EXERCISE. Your answer should be every line from the records that contains "image".

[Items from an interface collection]
----

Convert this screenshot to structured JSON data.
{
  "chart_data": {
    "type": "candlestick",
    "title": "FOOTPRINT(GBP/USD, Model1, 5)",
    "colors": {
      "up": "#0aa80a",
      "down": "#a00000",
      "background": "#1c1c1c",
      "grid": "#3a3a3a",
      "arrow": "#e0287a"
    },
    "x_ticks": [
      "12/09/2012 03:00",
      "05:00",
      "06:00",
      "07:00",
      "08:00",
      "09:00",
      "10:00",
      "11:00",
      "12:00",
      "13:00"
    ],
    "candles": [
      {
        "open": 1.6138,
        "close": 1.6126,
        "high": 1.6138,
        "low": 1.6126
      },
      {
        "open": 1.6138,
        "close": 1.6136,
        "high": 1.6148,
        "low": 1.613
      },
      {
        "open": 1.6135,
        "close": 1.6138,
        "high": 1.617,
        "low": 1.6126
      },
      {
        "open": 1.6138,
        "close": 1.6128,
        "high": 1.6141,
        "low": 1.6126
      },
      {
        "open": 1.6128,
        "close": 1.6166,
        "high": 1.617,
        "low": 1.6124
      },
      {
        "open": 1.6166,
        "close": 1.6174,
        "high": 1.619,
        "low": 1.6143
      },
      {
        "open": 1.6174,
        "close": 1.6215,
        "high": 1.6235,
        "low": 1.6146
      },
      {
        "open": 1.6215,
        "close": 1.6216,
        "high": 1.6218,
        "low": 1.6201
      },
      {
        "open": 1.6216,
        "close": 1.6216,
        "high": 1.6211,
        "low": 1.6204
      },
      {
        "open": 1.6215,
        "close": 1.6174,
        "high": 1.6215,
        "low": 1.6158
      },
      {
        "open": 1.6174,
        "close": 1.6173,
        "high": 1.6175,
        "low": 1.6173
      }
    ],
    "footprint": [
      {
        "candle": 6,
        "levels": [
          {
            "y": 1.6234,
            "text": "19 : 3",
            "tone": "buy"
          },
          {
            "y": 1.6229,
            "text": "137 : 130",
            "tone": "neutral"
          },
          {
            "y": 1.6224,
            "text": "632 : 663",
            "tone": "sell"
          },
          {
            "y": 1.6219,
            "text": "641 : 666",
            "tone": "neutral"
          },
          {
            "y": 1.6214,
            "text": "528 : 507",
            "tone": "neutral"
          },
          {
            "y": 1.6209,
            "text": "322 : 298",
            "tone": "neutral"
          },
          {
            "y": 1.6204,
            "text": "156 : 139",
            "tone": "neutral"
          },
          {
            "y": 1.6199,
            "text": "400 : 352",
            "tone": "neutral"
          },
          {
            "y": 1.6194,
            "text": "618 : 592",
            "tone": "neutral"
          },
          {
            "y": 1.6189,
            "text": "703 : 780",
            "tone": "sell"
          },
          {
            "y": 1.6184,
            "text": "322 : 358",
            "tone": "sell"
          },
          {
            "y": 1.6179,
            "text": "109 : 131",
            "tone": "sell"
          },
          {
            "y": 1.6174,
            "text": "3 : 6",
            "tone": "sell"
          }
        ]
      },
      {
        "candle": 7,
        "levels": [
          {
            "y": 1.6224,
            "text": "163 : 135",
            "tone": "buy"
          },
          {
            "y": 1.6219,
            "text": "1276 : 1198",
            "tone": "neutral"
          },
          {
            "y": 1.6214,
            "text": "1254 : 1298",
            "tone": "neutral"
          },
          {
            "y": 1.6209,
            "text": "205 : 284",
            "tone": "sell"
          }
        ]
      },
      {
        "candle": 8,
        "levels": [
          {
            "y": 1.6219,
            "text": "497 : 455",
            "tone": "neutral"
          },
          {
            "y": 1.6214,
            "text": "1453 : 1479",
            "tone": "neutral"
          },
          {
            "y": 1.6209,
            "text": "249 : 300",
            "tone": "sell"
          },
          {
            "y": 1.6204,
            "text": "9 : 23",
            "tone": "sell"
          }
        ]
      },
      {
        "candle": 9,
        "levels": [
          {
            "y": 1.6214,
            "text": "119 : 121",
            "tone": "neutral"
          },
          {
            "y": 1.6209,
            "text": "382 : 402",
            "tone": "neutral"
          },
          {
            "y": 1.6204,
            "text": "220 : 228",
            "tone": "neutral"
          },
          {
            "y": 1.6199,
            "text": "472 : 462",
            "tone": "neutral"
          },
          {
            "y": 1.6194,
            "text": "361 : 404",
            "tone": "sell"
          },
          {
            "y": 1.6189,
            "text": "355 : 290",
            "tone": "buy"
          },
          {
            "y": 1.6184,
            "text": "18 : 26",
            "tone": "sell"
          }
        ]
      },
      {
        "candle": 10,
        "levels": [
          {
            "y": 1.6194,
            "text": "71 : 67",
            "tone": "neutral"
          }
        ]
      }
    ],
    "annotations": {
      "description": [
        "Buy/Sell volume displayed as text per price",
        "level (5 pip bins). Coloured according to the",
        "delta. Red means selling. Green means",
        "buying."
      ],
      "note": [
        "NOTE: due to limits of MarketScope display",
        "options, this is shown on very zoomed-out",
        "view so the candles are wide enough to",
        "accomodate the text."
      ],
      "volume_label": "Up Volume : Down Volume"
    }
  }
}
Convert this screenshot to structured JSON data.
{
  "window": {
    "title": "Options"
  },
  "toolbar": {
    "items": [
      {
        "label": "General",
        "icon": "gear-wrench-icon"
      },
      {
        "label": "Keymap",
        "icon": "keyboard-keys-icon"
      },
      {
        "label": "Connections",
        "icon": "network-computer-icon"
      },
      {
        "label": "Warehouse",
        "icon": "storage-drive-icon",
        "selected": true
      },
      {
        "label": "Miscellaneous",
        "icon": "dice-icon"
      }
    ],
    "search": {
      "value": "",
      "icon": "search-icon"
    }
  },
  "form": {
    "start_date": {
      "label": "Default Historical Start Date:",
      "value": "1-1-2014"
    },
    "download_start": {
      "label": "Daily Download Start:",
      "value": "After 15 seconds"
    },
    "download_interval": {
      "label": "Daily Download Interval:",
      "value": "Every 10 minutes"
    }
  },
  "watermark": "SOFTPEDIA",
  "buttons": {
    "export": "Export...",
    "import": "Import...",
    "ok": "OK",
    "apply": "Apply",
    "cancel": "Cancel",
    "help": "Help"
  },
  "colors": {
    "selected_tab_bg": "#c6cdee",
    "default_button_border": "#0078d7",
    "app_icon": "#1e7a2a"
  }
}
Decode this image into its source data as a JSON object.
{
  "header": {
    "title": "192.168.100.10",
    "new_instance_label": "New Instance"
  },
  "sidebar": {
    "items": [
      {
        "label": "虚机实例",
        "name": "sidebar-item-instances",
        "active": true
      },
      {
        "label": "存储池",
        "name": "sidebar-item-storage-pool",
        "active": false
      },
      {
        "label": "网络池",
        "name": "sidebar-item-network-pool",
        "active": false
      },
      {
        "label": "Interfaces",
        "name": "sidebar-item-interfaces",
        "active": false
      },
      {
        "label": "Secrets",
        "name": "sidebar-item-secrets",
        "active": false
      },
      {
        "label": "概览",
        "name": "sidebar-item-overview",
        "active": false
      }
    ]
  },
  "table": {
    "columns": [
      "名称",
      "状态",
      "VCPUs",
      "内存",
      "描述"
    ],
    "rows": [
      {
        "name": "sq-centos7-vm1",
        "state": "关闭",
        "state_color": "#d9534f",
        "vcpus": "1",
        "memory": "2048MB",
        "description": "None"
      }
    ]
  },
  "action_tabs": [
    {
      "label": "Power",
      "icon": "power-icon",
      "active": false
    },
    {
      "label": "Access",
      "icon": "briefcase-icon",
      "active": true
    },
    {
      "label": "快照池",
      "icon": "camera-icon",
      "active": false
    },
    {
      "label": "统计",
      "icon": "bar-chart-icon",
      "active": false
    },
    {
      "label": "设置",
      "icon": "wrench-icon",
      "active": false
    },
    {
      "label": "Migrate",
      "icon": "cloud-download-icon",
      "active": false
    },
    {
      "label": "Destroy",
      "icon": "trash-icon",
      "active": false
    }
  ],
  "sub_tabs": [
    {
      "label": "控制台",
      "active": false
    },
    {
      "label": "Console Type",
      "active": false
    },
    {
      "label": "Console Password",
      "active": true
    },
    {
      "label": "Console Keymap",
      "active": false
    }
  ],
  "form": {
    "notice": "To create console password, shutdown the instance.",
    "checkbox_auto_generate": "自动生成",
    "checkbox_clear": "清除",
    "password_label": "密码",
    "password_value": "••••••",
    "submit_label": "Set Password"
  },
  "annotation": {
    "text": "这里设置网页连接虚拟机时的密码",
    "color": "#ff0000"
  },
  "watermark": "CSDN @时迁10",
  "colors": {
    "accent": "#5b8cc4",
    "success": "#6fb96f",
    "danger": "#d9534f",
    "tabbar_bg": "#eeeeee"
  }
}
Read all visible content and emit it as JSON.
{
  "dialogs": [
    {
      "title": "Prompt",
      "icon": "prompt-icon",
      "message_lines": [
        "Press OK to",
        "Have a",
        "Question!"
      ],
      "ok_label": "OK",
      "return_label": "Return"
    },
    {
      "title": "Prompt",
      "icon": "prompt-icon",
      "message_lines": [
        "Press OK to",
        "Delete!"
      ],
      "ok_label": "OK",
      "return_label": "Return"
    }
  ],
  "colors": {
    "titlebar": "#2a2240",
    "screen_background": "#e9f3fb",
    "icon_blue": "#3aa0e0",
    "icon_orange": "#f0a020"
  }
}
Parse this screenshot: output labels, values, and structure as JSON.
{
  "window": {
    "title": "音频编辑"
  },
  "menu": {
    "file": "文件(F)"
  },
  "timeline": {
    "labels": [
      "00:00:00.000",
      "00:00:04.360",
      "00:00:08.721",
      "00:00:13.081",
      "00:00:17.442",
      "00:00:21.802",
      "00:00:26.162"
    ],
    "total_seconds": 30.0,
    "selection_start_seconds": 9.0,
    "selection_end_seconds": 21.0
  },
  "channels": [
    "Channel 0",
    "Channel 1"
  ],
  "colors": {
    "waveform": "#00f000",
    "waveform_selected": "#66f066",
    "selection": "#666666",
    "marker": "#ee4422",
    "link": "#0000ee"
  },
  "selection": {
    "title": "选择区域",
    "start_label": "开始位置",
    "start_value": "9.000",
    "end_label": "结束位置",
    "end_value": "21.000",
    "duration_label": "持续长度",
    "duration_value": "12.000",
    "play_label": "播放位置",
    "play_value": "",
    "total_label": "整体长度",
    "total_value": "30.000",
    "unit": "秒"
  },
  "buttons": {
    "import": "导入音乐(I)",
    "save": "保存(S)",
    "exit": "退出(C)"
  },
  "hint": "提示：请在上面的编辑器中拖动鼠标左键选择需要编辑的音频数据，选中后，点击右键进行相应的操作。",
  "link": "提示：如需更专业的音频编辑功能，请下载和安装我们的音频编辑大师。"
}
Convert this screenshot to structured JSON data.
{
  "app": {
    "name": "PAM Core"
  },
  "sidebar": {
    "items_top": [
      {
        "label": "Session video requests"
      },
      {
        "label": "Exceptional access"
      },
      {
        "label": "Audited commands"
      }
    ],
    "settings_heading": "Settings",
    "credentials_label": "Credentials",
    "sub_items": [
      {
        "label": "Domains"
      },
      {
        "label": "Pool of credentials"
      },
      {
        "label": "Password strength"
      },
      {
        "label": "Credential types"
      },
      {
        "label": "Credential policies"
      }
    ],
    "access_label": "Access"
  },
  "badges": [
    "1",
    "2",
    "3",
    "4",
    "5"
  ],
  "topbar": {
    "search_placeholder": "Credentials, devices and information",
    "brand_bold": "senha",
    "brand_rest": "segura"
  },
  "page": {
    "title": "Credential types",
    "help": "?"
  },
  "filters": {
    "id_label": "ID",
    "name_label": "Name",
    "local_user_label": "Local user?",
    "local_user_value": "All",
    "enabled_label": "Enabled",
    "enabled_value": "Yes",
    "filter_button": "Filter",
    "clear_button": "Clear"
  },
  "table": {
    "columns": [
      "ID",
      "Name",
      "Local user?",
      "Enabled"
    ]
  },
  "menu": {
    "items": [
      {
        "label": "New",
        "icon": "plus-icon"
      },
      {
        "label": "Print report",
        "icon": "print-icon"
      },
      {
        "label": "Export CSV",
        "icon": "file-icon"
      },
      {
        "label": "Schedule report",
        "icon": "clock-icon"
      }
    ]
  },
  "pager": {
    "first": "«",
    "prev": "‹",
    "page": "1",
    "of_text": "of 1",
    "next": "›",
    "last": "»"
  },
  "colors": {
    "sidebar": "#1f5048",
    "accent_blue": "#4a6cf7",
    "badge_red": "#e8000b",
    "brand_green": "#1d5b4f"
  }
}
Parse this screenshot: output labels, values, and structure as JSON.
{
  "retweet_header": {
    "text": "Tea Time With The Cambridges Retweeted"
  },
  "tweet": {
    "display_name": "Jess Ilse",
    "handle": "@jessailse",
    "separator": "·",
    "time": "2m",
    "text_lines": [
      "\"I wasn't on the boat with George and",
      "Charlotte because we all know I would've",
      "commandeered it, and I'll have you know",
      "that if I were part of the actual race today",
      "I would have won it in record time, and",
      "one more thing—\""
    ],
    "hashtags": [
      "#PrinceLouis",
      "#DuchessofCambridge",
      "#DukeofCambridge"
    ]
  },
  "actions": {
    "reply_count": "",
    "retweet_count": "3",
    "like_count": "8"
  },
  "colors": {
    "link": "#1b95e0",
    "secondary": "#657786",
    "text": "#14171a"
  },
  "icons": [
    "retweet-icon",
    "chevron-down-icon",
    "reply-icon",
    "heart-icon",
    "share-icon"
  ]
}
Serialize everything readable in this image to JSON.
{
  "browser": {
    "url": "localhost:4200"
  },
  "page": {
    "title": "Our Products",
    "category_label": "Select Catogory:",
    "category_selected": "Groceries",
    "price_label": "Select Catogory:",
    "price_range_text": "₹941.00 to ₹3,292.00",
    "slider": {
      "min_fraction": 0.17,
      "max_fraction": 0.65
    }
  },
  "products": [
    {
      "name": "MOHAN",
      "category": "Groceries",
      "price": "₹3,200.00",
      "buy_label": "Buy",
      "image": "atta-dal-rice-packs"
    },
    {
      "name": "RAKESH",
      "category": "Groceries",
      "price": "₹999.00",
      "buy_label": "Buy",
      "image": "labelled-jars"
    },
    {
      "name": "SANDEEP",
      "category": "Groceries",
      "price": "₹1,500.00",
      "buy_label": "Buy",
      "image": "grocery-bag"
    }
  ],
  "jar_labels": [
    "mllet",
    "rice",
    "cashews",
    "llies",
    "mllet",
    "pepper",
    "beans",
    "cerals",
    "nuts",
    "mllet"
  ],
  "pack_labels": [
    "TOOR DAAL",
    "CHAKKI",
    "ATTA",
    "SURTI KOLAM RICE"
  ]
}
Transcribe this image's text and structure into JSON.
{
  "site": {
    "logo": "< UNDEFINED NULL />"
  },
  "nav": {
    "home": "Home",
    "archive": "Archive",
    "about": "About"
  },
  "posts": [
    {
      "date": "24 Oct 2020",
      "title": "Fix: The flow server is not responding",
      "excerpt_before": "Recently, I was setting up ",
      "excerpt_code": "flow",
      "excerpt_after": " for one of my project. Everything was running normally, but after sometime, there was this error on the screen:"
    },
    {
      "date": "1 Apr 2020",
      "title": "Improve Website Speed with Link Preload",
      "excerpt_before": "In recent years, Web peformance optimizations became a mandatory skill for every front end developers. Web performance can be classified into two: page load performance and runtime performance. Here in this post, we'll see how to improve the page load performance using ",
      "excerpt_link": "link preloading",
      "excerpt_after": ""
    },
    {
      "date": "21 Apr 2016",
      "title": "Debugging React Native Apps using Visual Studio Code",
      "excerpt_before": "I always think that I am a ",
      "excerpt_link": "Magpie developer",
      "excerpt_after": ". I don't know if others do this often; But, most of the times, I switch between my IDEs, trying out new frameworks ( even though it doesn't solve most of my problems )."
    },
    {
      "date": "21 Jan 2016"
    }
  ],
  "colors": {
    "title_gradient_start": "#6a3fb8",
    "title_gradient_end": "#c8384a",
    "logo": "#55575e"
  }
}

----

OUTPUT.
Decode this image into its source data as a JSON object.
Serialize everything readable in this image to JSON.
      "image": "atta-dal-rice-packs"
      "image": "labelled-jars"
      "image": "grocery-bag"
Transcribe this image's text and structure into JSON.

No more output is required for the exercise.